▶ **EXCERPTED DATA**
-------

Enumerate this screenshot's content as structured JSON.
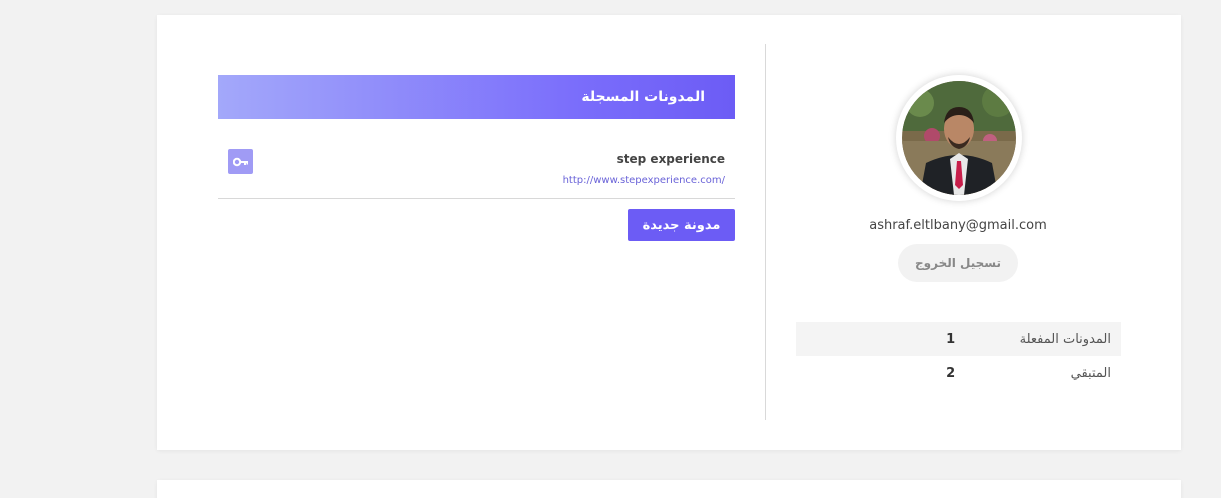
{
  "profile": {
    "email": "ashraf.eltlbany@gmail.com",
    "logout_label": "تسجيل الخروج"
  },
  "stats": [
    {
      "label": "المدونات المفعلة",
      "value": "1"
    },
    {
      "label": "المتبقي",
      "value": "2"
    }
  ],
  "blogs_panel": {
    "title": "المدونات المسجلة",
    "items": [
      {
        "name": "step experience",
        "url": "http://www.stepexperience.com/"
      }
    ],
    "new_blog_label": "مدونة جديدة"
  },
  "colors": {
    "accent": "#6c5cf5",
    "header_gradient_start": "#a3a8fa",
    "header_gradient_end": "#6c5cf5",
    "page_background": "#f2f2f2"
  }
}
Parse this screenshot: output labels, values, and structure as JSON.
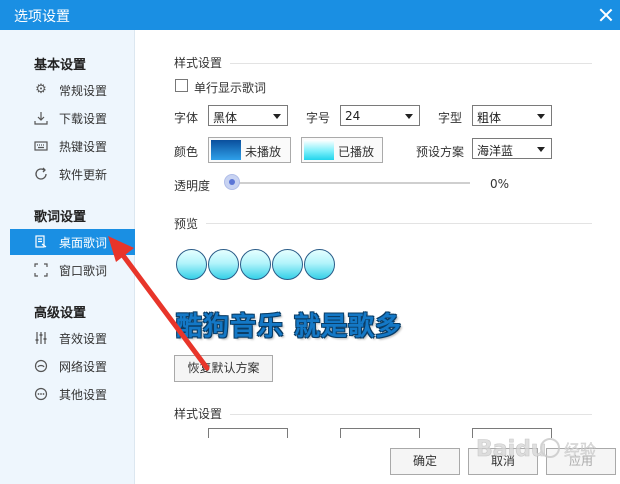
{
  "window": {
    "title": "选项设置"
  },
  "sidebar": {
    "groups": [
      {
        "title": "基本设置",
        "items": [
          {
            "label": "常规设置",
            "icon": "gear-icon"
          },
          {
            "label": "下载设置",
            "icon": "download-icon"
          },
          {
            "label": "热键设置",
            "icon": "keyboard-icon"
          },
          {
            "label": "软件更新",
            "icon": "update-icon"
          }
        ]
      },
      {
        "title": "歌词设置",
        "items": [
          {
            "label": "桌面歌词",
            "icon": "desktop-lyrics-icon",
            "active": true
          },
          {
            "label": "窗口歌词",
            "icon": "window-lyrics-icon"
          }
        ]
      },
      {
        "title": "高级设置",
        "items": [
          {
            "label": "音效设置",
            "icon": "equalizer-icon"
          },
          {
            "label": "网络设置",
            "icon": "network-icon"
          },
          {
            "label": "其他设置",
            "icon": "more-icon"
          }
        ]
      }
    ]
  },
  "style": {
    "section_title": "样式设置",
    "single_line_label": "单行显示歌词",
    "single_line_checked": false,
    "font_label": "字体",
    "font_value": "黑体",
    "size_label": "字号",
    "size_value": "24",
    "weight_label": "字型",
    "weight_value": "粗体",
    "color_label": "颜色",
    "unplayed_label": "未播放",
    "played_label": "已播放",
    "preset_label": "预设方案",
    "preset_value": "海洋蓝",
    "opacity_label": "透明度",
    "opacity_value": "0%",
    "opacity_fraction": 0
  },
  "preview": {
    "section_title": "预览",
    "bubble_count": 5,
    "lyric_text": "酷狗音乐 就是歌多",
    "reset_label": "恢复默认方案"
  },
  "style2": {
    "section_title": "样式设置"
  },
  "footer": {
    "ok_label": "确定",
    "cancel_label": "取消",
    "apply_label": "应用"
  },
  "colors": {
    "accent": "#1a8fe3",
    "sidebar_bg": "#eef6fd",
    "arrow": "#e8352a",
    "lyric_fill": "#1478c6"
  }
}
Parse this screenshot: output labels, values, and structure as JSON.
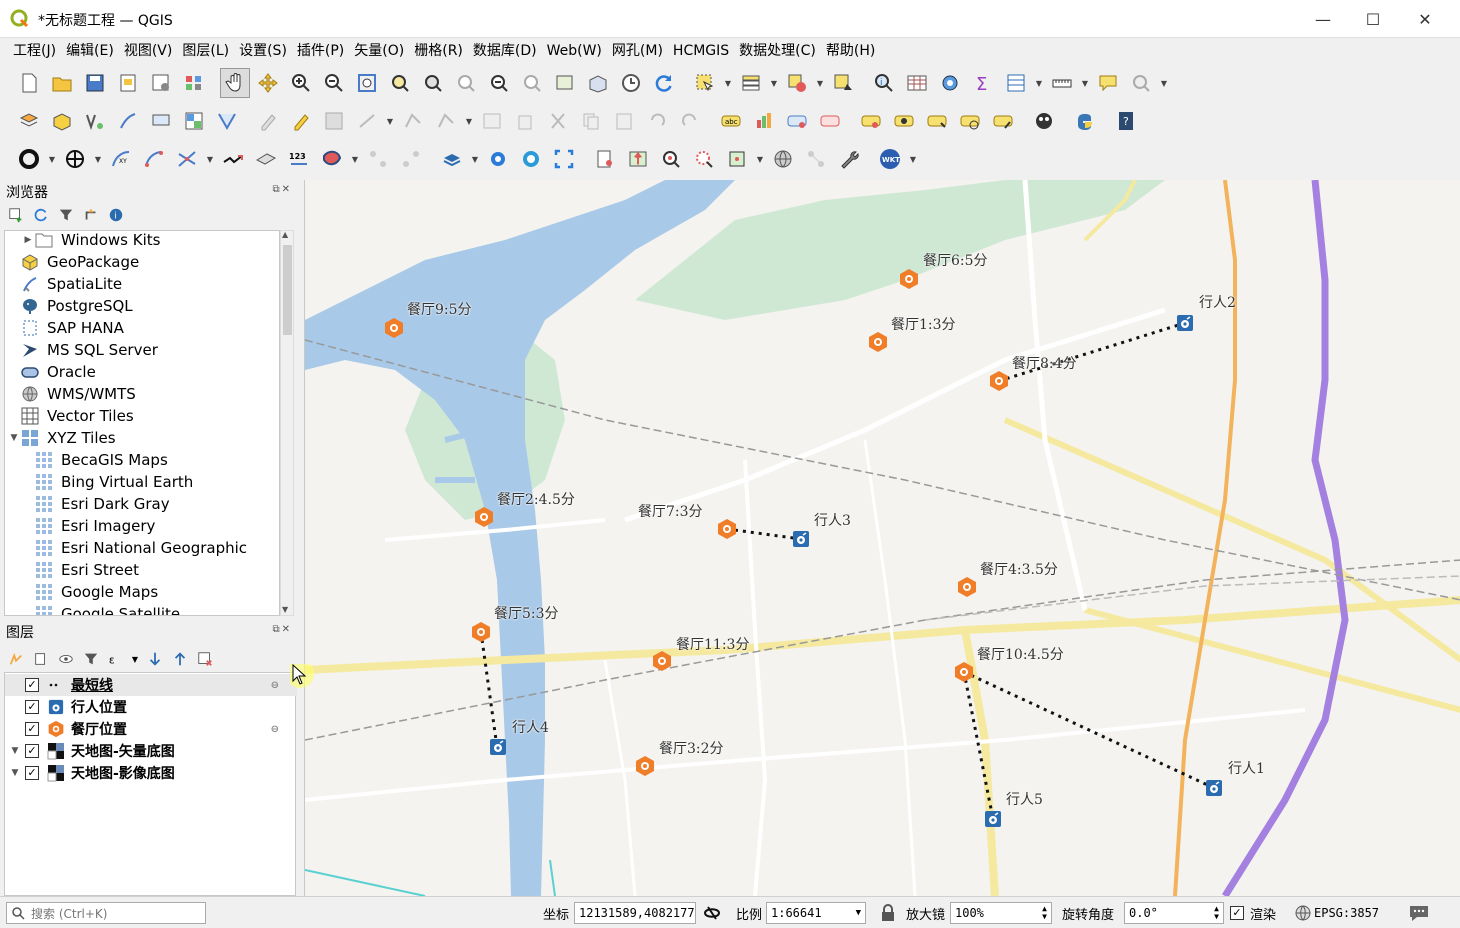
{
  "window": {
    "title": "*无标题工程 — QGIS",
    "minimize": "—",
    "maximize": "☐",
    "close": "✕"
  },
  "menu": [
    "工程(J)",
    "编辑(E)",
    "视图(V)",
    "图层(L)",
    "设置(S)",
    "插件(P)",
    "矢量(O)",
    "栅格(R)",
    "数据库(D)",
    "Web(W)",
    "网孔(M)",
    "HCMGIS",
    "数据处理(C)",
    "帮助(H)"
  ],
  "browser": {
    "title": "浏览器",
    "items": [
      {
        "label": "Windows Kits",
        "icon": "folder-icon",
        "indent": 1,
        "arrow": "▶"
      },
      {
        "label": "GeoPackage",
        "icon": "geopackage-icon",
        "indent": 0,
        "arrow": ""
      },
      {
        "label": "SpatiaLite",
        "icon": "spatialite-icon",
        "indent": 0,
        "arrow": ""
      },
      {
        "label": "PostgreSQL",
        "icon": "postgresql-icon",
        "indent": 0,
        "arrow": ""
      },
      {
        "label": "SAP HANA",
        "icon": "sap-hana-icon",
        "indent": 0,
        "arrow": ""
      },
      {
        "label": "MS SQL Server",
        "icon": "mssql-icon",
        "indent": 0,
        "arrow": ""
      },
      {
        "label": "Oracle",
        "icon": "oracle-icon",
        "indent": 0,
        "arrow": ""
      },
      {
        "label": "WMS/WMTS",
        "icon": "wms-icon",
        "indent": 0,
        "arrow": ""
      },
      {
        "label": "Vector Tiles",
        "icon": "vector-tiles-icon",
        "indent": 0,
        "arrow": ""
      },
      {
        "label": "XYZ Tiles",
        "icon": "xyz-tiles-icon",
        "indent": 0,
        "arrow": "▼"
      },
      {
        "label": "BecaGIS Maps",
        "icon": "tile-icon",
        "indent": 1,
        "arrow": ""
      },
      {
        "label": "Bing Virtual Earth",
        "icon": "tile-icon",
        "indent": 1,
        "arrow": ""
      },
      {
        "label": "Esri Dark Gray",
        "icon": "tile-icon",
        "indent": 1,
        "arrow": ""
      },
      {
        "label": "Esri Imagery",
        "icon": "tile-icon",
        "indent": 1,
        "arrow": ""
      },
      {
        "label": "Esri National Geographic",
        "icon": "tile-icon",
        "indent": 1,
        "arrow": ""
      },
      {
        "label": "Esri Street",
        "icon": "tile-icon",
        "indent": 1,
        "arrow": ""
      },
      {
        "label": "Google Maps",
        "icon": "tile-icon",
        "indent": 1,
        "arrow": ""
      },
      {
        "label": "Google Satellite",
        "icon": "tile-icon",
        "indent": 1,
        "arrow": ""
      }
    ]
  },
  "layers": {
    "title": "图层",
    "items": [
      {
        "label": "最短线",
        "icon": "dotted-line-icon",
        "checked": true,
        "arrow": ""
      },
      {
        "label": "行人位置",
        "icon": "pedestrian-icon",
        "checked": true,
        "arrow": ""
      },
      {
        "label": "餐厅位置",
        "icon": "restaurant-icon",
        "checked": true,
        "arrow": ""
      },
      {
        "label": "天地图-矢量底图",
        "icon": "raster-icon",
        "checked": true,
        "arrow": "▼"
      },
      {
        "label": "天地图-影像底图",
        "icon": "raster-icon",
        "checked": true,
        "arrow": "▼"
      }
    ]
  },
  "map": {
    "restaurants": [
      {
        "label": "餐厅6:5分"
      },
      {
        "label": "餐厅9:5分"
      },
      {
        "label": "餐厅1:3分"
      },
      {
        "label": "餐厅8:4分"
      },
      {
        "label": "餐厅2:4.5分"
      },
      {
        "label": "餐厅7:3分"
      },
      {
        "label": "餐厅4:3.5分"
      },
      {
        "label": "餐厅5:3分"
      },
      {
        "label": "餐厅11:3分"
      },
      {
        "label": "餐厅10:4.5分"
      },
      {
        "label": "餐厅3:2分"
      }
    ],
    "pedestrians": [
      {
        "label": "行人2"
      },
      {
        "label": "行人3"
      },
      {
        "label": "行人4"
      },
      {
        "label": "行人1"
      },
      {
        "label": "行人5"
      }
    ]
  },
  "status": {
    "search_placeholder": "搜索 (Ctrl+K)",
    "coord_label": "坐标",
    "coord_value": "12131589,4082177",
    "scale_label": "比例",
    "scale_value": "1:66641",
    "magnifier_label": "放大镜",
    "magnifier_value": "100%",
    "rotation_label": "旋转角度",
    "rotation_value": "0.0°",
    "render_label": "渲染",
    "crs_label": "EPSG:3857"
  },
  "colors": {
    "restaurant": "#f07d28",
    "pedestrian": "#2b6cb0",
    "water": "#a9c9e8",
    "green": "#cfe8d4",
    "purple_road": "#a480e0",
    "orange_road": "#f2b35c"
  }
}
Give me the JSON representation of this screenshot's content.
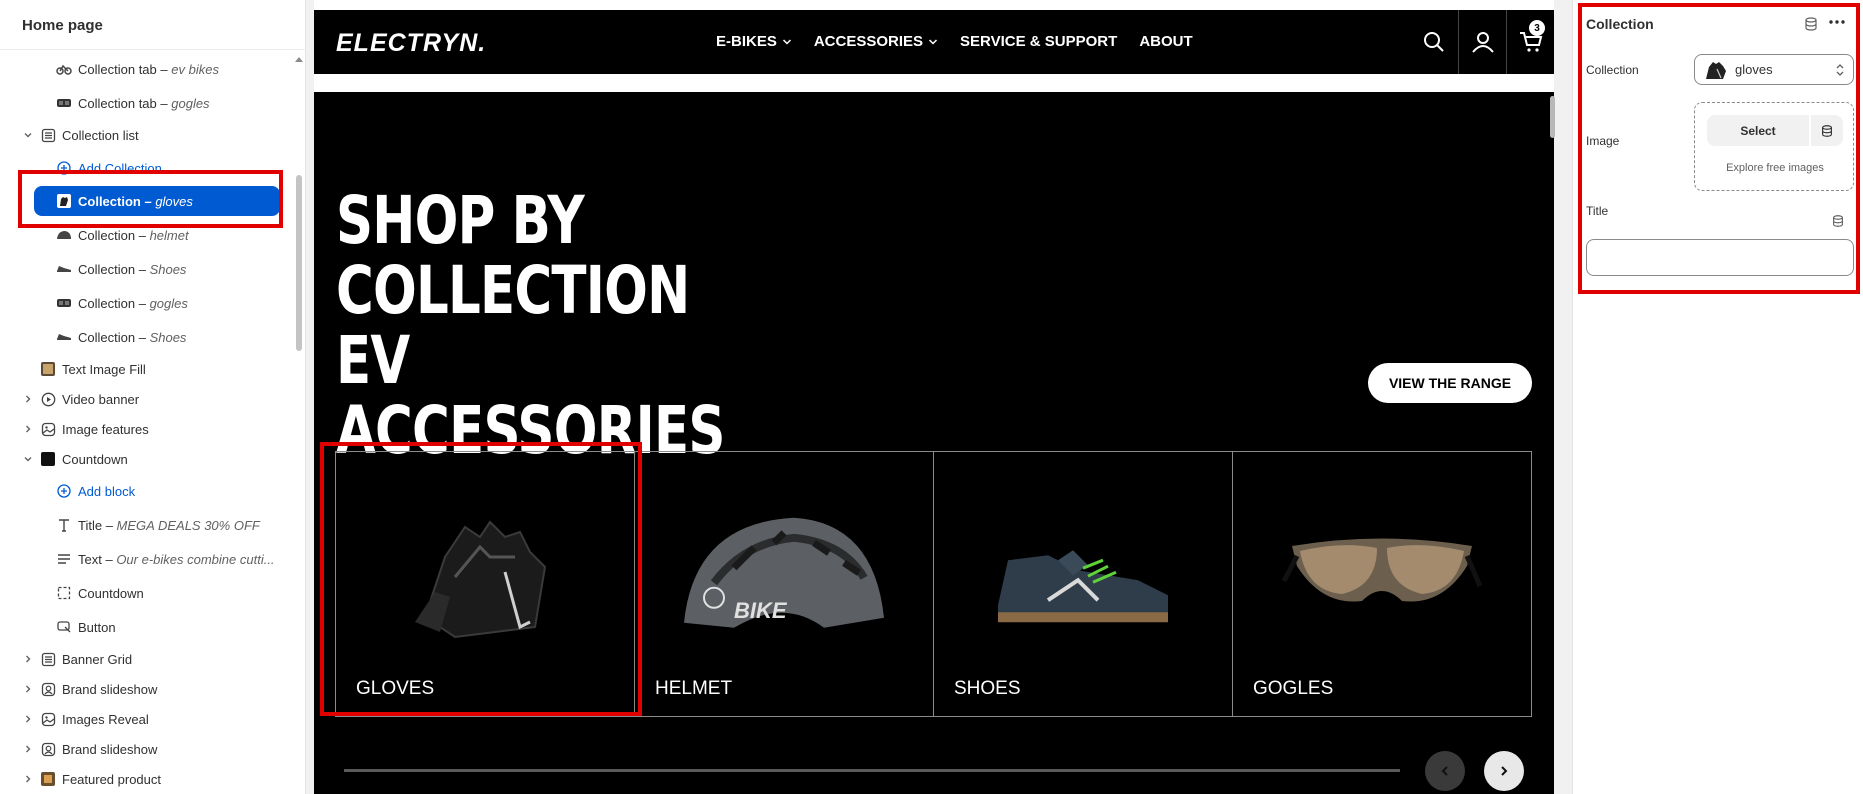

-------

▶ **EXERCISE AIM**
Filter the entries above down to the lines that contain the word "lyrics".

▶ **ANSWER BOX**
            "icon": "desktop-lyrics-icon",
            "icon": "window-lyrics-icon"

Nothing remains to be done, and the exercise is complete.